Task item :: Write out the listing below character for character, though without its pictures.

Entries supplied ::

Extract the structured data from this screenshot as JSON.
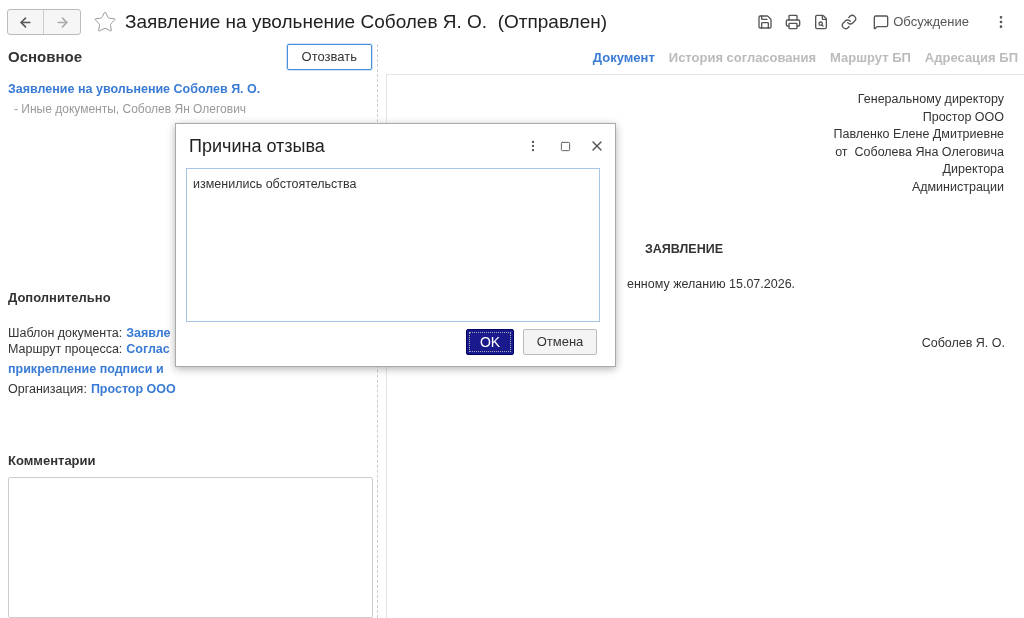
{
  "window": {
    "title": "Заявление на увольнение Соболев Я. О.  (Отправлен)",
    "favorite": false
  },
  "toolbar": {
    "discussion": "Обсуждение"
  },
  "main": {
    "heading": "Основное",
    "recall_button": "Отозвать",
    "document_link": "Заявление на увольнение Соболев Я. О.",
    "document_subtitle": "- Иные документы, Соболев Ян Олегович"
  },
  "additional": {
    "heading": "Дополнительно",
    "fields": [
      {
        "label": "Шаблон документа:",
        "value": "Заявле"
      },
      {
        "label": "Маршрут процесса:",
        "value": "Соглас"
      },
      {
        "value": "прикрепление подписи и"
      },
      {
        "label": "Организация:",
        "value": "Простор ООО"
      }
    ]
  },
  "comments": {
    "heading": "Комментарии"
  },
  "tabs": [
    {
      "label": "Документ",
      "selected": true
    },
    {
      "label": "История согласования",
      "selected": false
    },
    {
      "label": "Маршрут БП",
      "selected": false
    },
    {
      "label": "Адресация БП",
      "selected": false
    }
  ],
  "document": {
    "addressee": [
      "Генеральному директору",
      "Простор ООО",
      "Павленко Елене Дмитриевне",
      "от  Соболева Яна Олеговича",
      "Директора",
      "Администрации"
    ],
    "title": "ЗАЯВЛЕНИЕ",
    "body": "енному желанию 15.07.2026.",
    "signature": "Соболев Я. О."
  },
  "dialog": {
    "title": "Причина отзыва",
    "value": "изменились обстоятельства",
    "ok": "OK",
    "cancel": "Отмена"
  }
}
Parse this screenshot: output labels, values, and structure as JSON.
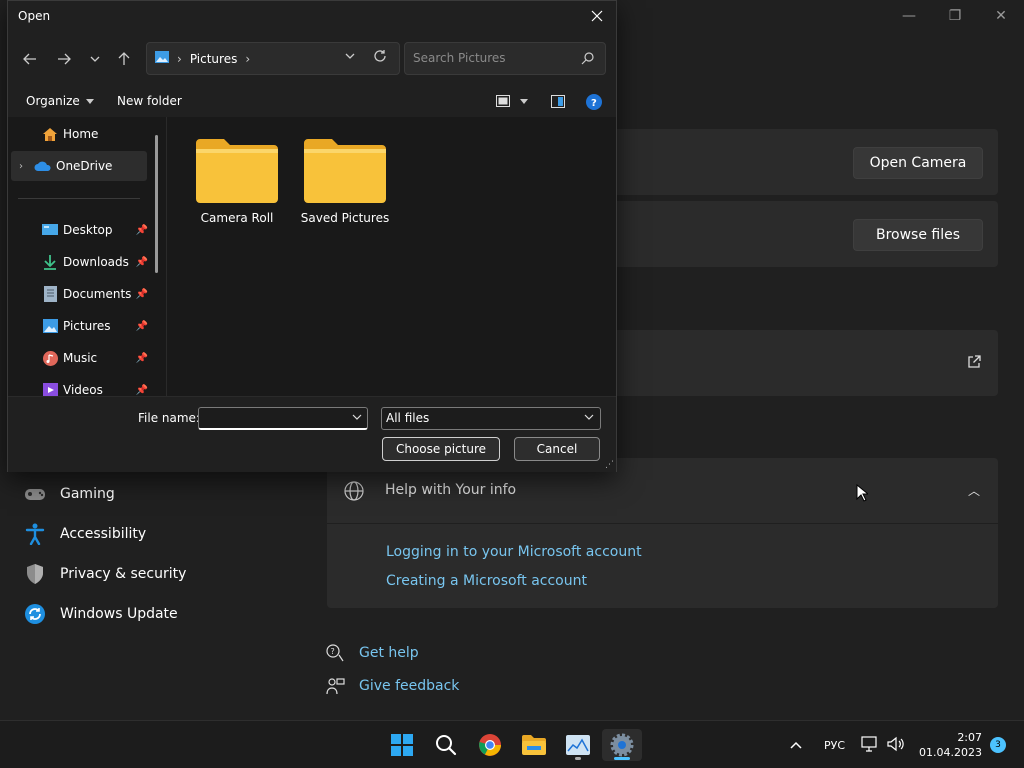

Answer section ::
Extract the structured data from this screenshot as JSON.
{
  "window": {
    "title": "Заявление на увольнение Соболев Я. О.  (Отправлен)",
    "favorite": false
  },
  "toolbar": {
    "discussion": "Обсуждение"
  },
  "main": {
    "heading": "Основное",
    "recall_button": "Отозвать",
    "document_link": "Заявление на увольнение Соболев Я. О.",
    "document_subtitle": "- Иные документы, Соболев Ян Олегович"
  },
  "additional": {
    "heading": "Дополнительно",
    "fields": [
      {
        "label": "Шаблон документа:",
        "value": "Заявле"
      },
      {
        "label": "Маршрут процесса:",
        "value": "Соглас"
      },
      {
        "value": "прикрепление подписи и"
      },
      {
        "label": "Организация:",
        "value": "Простор ООО"
      }
    ]
  },
  "comments": {
    "heading": "Комментарии"
  },
  "tabs": [
    {
      "label": "Документ",
      "selected": true
    },
    {
      "label": "История согласования",
      "selected": false
    },
    {
      "label": "Маршрут БП",
      "selected": false
    },
    {
      "label": "Адресация БП",
      "selected": false
    }
  ],
  "document": {
    "addressee": [
      "Генеральному директору",
      "Простор ООО",
      "Павленко Елене Дмитриевне",
      "от  Соболева Яна Олеговича",
      "Директора",
      "Администрации"
    ],
    "title": "ЗАЯВЛЕНИЕ",
    "body": "енному желанию 15.07.2026.",
    "signature": "Соболев Я. О."
  },
  "dialog": {
    "title": "Причина отзыва",
    "value": "изменились обстоятельства",
    "ok": "OK",
    "cancel": "Отмена"
  }
}
Parse this screenshot: output labels, values, and structure as JSON.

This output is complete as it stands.